Number of WCAG 2.0 Success Criteria passed, and their level.
Number of complaints received related to accessibility.
Calls handled from people who were unable to process their application online.
Positive social media comments on accessibility of service.
Training sessions on accessibility delivered to the staff.
Ensure that accessibility progress is part of standard reporting for all parts of your organization that have been assigned any accessibility responsibility.
It is valuable to develop a standard report structure to capture the measure of accessibility for websites or tools. This allows for comparisons between different websites and also between different versions of the same website.
For long-term or ongoing goals you need to plan regular monitoring to ensure that achieved goals do not slip. For example, updates to content and website maintenance work may introduce new accessibility barriers or new staff may not have the necessary skills. Plan for regular reviews to monitor progress over time. Ensure that responsibility is assigned for the checks and there are clear escalation paths for identified issues.
Engage with stakeholders
Maintain long-term support through regular communication with management and other stakeholders.
Engage with your stakeholders to bring them on board and to identify how they can help you meet your accessibility goals.
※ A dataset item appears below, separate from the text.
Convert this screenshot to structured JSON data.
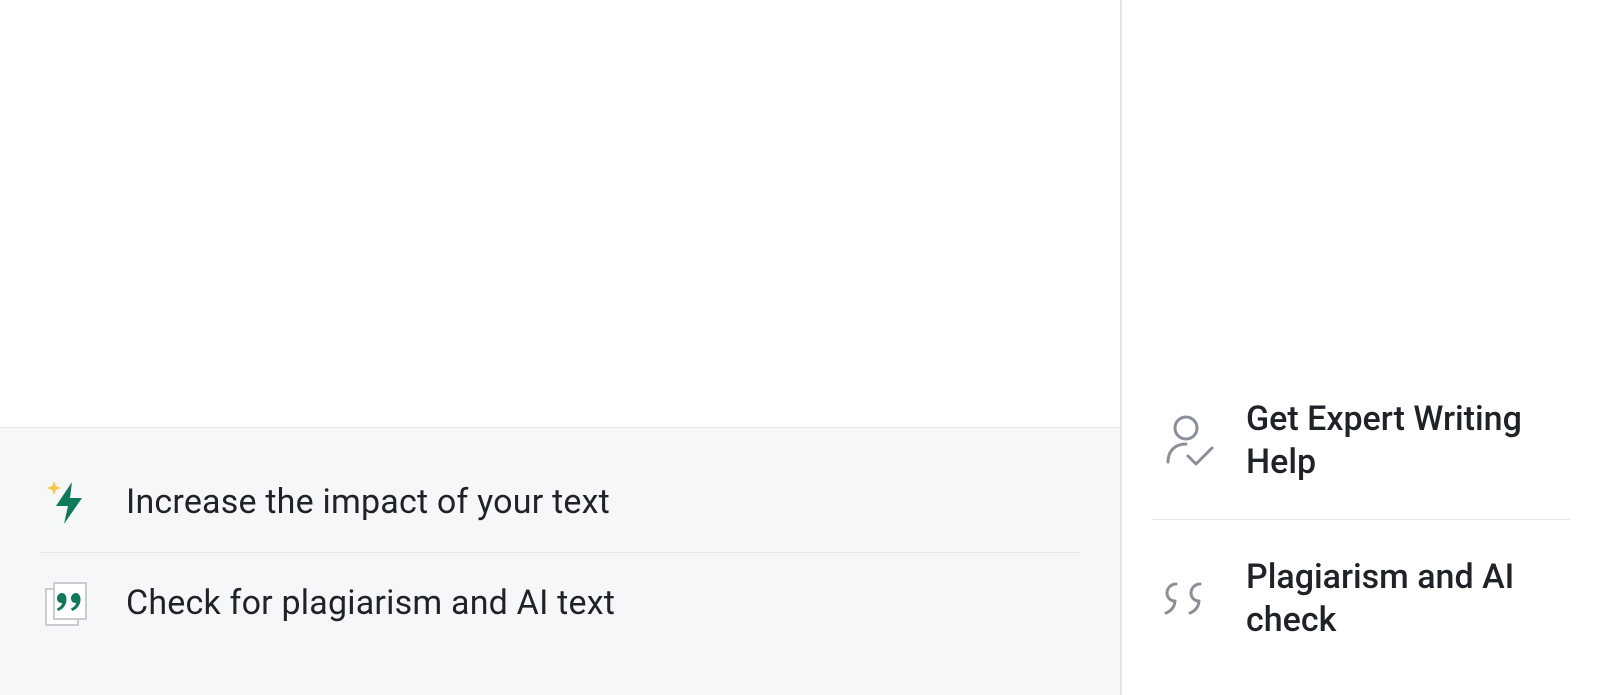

This includes internal stakeholders such as project teams, marketing, and management, as well as external stakeholders such as suppliers, advocacy groups, and customers. For example:
Introduce accessibility aspects in marketing campaigns.
Report progress to management.
Negotiate with suppliers to better support you with accessibility.
Find out the latest accessibility trends for advocates and champions.
Provide feedback channels to engage with your customers and end-users.
Communicate your efforts publicly to help set expectations and increase internal commitment for accessibility. A public accessibility statement that identifies parts of your websites that work well and less well, explains accessibility improvements to come, and provides contact options for customers to report problems can help you overcome the transition period and gather feedback to prioritize repairs.